Reviews > Movies

Three's a crowd

Movies | You, Me and Dupree defends marriage but still has fatal flaws

Issue: "Mayberry no more," July 29, 2006

You, Me and Dupree is a movie that most WORLD readers will not want to see for at least two reasons. Strike one: As critics have complained, it's sold as a comedy but the laughs are rare. Strike two: It's rated PG-13 for sexual content, brief nudity, crude humor, language, and a drug reference.

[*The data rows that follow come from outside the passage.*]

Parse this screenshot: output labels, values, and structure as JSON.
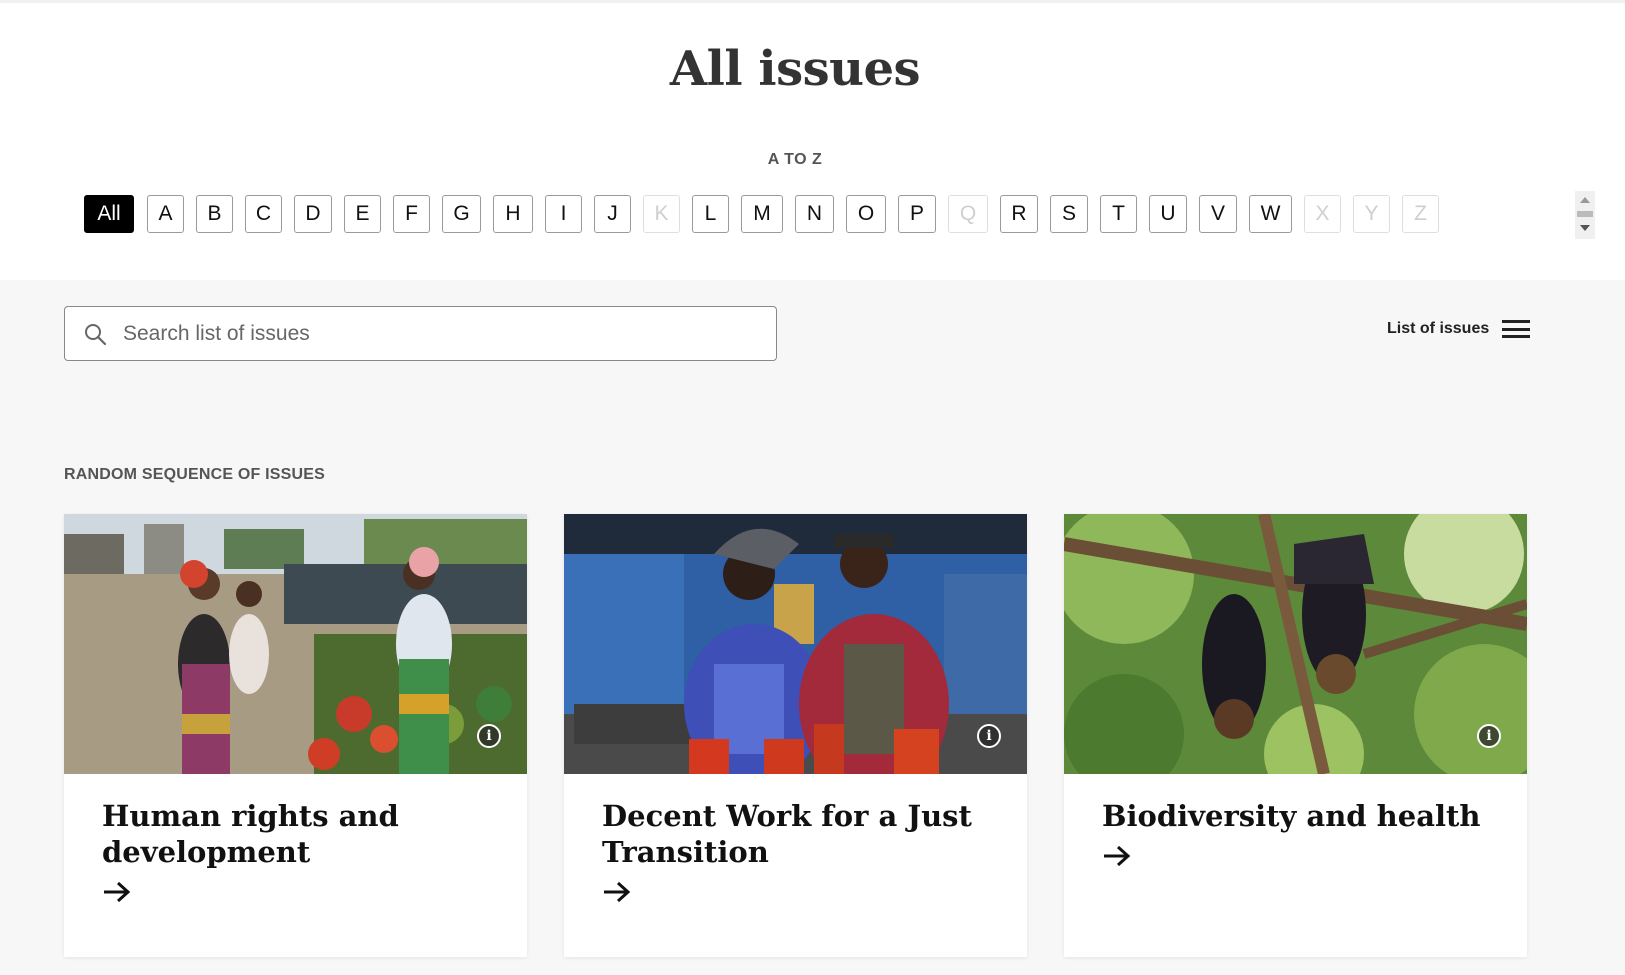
{
  "page": {
    "title": "All issues"
  },
  "atoz": {
    "label": "A TO Z",
    "letters": [
      {
        "label": "All",
        "active": true,
        "enabled": true
      },
      {
        "label": "A",
        "enabled": true
      },
      {
        "label": "B",
        "enabled": true
      },
      {
        "label": "C",
        "enabled": true
      },
      {
        "label": "D",
        "enabled": true
      },
      {
        "label": "E",
        "enabled": true
      },
      {
        "label": "F",
        "enabled": true
      },
      {
        "label": "G",
        "enabled": true
      },
      {
        "label": "H",
        "enabled": true
      },
      {
        "label": "I",
        "enabled": true
      },
      {
        "label": "J",
        "enabled": true
      },
      {
        "label": "K",
        "enabled": false
      },
      {
        "label": "L",
        "enabled": true
      },
      {
        "label": "M",
        "enabled": true
      },
      {
        "label": "N",
        "enabled": true
      },
      {
        "label": "O",
        "enabled": true
      },
      {
        "label": "P",
        "enabled": true
      },
      {
        "label": "Q",
        "enabled": false
      },
      {
        "label": "R",
        "enabled": true
      },
      {
        "label": "S",
        "enabled": true
      },
      {
        "label": "T",
        "enabled": true
      },
      {
        "label": "U",
        "enabled": true
      },
      {
        "label": "V",
        "enabled": true
      },
      {
        "label": "W",
        "enabled": true
      },
      {
        "label": "X",
        "enabled": false
      },
      {
        "label": "Y",
        "enabled": false
      },
      {
        "label": "Z",
        "enabled": false
      }
    ]
  },
  "search": {
    "placeholder": "Search list of issues",
    "value": "",
    "icon": "search-icon"
  },
  "list_toggle": {
    "label": "List of issues",
    "icon": "hamburger-menu-icon"
  },
  "section": {
    "label": "RANDOM SEQUENCE OF ISSUES"
  },
  "cards": [
    {
      "title": "Human rights and development",
      "image": "market-women-photo",
      "icon": "info-icon"
    },
    {
      "title": "Decent Work for a Just Transition",
      "image": "welding-workshop-photo",
      "icon": "info-icon"
    },
    {
      "title": "Biodiversity and health",
      "image": "fruit-bats-tree-photo",
      "icon": "info-icon"
    }
  ],
  "colors": {
    "active_letter_bg": "#000000",
    "disabled_letter": "#cfcfcf",
    "page_bg": "#f7f7f7"
  }
}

Nevertheless, its depiction of marriage and maturity is a cut above the Hollywood average. The central character is a just-married young man played by Matt Dillon who doesn't know how to be a man. He's pulled one way by his best friend, a ne'er-do-well played by Owen Wilson, who's been in this role before: Hey, we're in our 30s but let's pretend we're still kids. He's pushed another way by a capitalist boss (and the father of the new bride) played by Michael Douglas, who's depicted that cliché many times before: I'll control your life and you'll like it because we'll make lots of money.

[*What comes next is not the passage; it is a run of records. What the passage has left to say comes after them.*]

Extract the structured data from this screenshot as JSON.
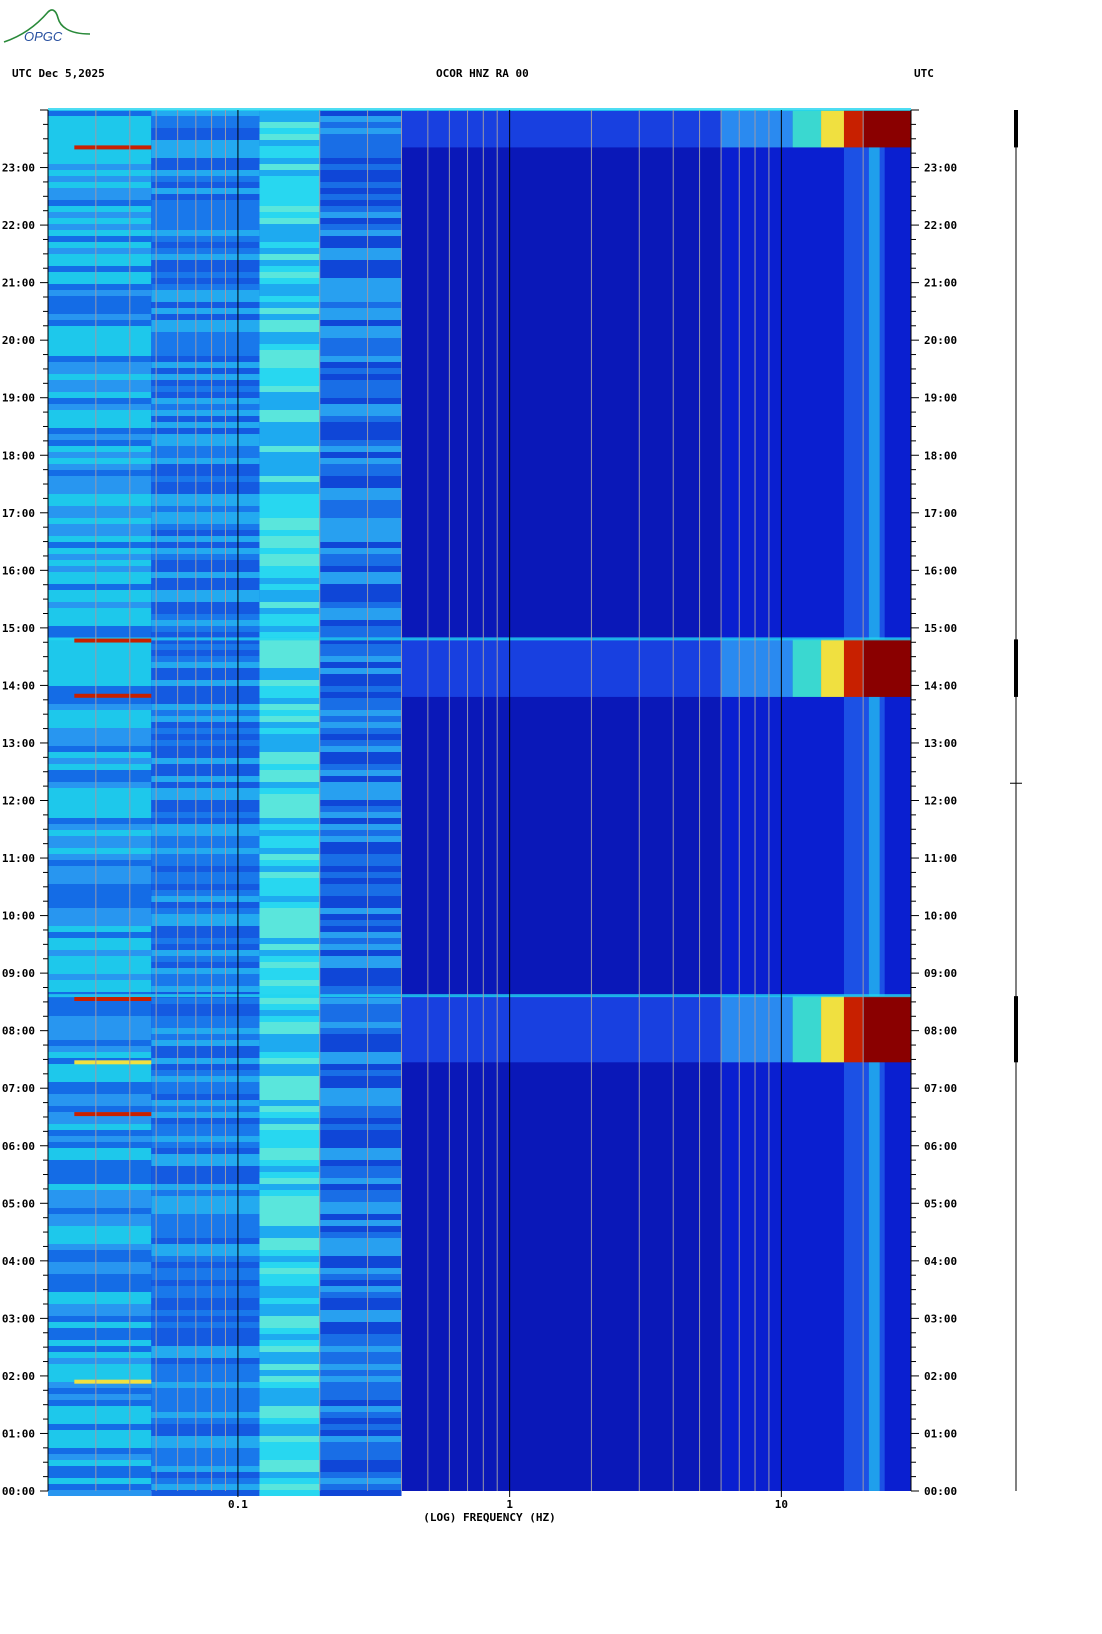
{
  "header": {
    "left": "UTC  Dec 5,2025",
    "center": "OCOR HNZ RA 00",
    "right": "UTC",
    "logo_text": "OPGC"
  },
  "colors": {
    "background": "#0a1fd0",
    "quiet": "#0a18b8",
    "low_band": "#1a6cf0",
    "cyan": "#22d4f0",
    "yellow": "#f0e040",
    "red": "#c82000",
    "dark_red": "#8a0000",
    "grid": "#9a9aaa",
    "decade": "#000000"
  },
  "chart_data": {
    "type": "heatmap",
    "title": "OCOR HNZ RA 00",
    "xlabel": "(LOG) FREQUENCY (HZ)",
    "ylabel": "UTC",
    "x_scale": "log",
    "xlim": [
      0.02,
      30
    ],
    "ylim": [
      0,
      24
    ],
    "x_ticks": [
      {
        "value": 0.1,
        "label": "0.1"
      },
      {
        "value": 1,
        "label": "1"
      },
      {
        "value": 10,
        "label": "10"
      }
    ],
    "y_ticks": [
      {
        "value": 0,
        "label": "00:00"
      },
      {
        "value": 1,
        "label": "01:00"
      },
      {
        "value": 2,
        "label": "02:00"
      },
      {
        "value": 3,
        "label": "03:00"
      },
      {
        "value": 4,
        "label": "04:00"
      },
      {
        "value": 5,
        "label": "05:00"
      },
      {
        "value": 6,
        "label": "06:00"
      },
      {
        "value": 7,
        "label": "07:00"
      },
      {
        "value": 8,
        "label": "08:00"
      },
      {
        "value": 9,
        "label": "09:00"
      },
      {
        "value": 10,
        "label": "10:00"
      },
      {
        "value": 11,
        "label": "11:00"
      },
      {
        "value": 12,
        "label": "12:00"
      },
      {
        "value": 13,
        "label": "13:00"
      },
      {
        "value": 14,
        "label": "14:00"
      },
      {
        "value": 15,
        "label": "15:00"
      },
      {
        "value": 16,
        "label": "16:00"
      },
      {
        "value": 17,
        "label": "17:00"
      },
      {
        "value": 18,
        "label": "18:00"
      },
      {
        "value": 19,
        "label": "19:00"
      },
      {
        "value": 20,
        "label": "20:00"
      },
      {
        "value": 21,
        "label": "21:00"
      },
      {
        "value": 22,
        "label": "22:00"
      },
      {
        "value": 23,
        "label": "23:00"
      }
    ],
    "high_energy_bands": [
      {
        "start": 7.45,
        "end": 8.6
      },
      {
        "start": 13.8,
        "end": 14.8
      },
      {
        "start": 23.35,
        "end": 24.0
      }
    ],
    "grid": true
  }
}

The pressure of having the homeless ne'er-do-well living in their new home gets to the bride, played with appropriate reserve by Kate Hudson. The pressure of working long hours for a soulless boss gets to the husband. Dillon's character could end up like one of his friends, henpecked and trying to find joy in pornography. Or he could end up divorced. Or he could strangle his former best friend. Or he could restore his marriage by standing up to tyranny and maturing beyond fecklessness.

We see you’ve been enjoying the content on our exclusive member website. Ready to get unlimited access to all of WORLD’s member content?
Get your risk-free, 30-Day FREE Trial Membership right now.
(Don’t worry. It only takes a sec—and you don’t have to give us payment information right now.)

Get your risk-free, 30-Day FREE Trial Membership right now.

I'm not recommending this "comedy" because of the two strikes against it, but it's a positive sign that a major Hollywood production finds marriage worth fighting for, and growing up as something that's hard to do but still worth doing.

Marvin Olasky
Marvin Olasky

Marvin is editor in chief of WORLD News Group and the author of more than 20 books, including The Tragedy of American Compassion. Follow Marvin on Twitter @MarvinOlasky.

Comments

You must be a WORLD member to post comments.

    Keep Reading

     

    Management mania

    Christian youth organization struggles to survive financial turmoil

    Advertisement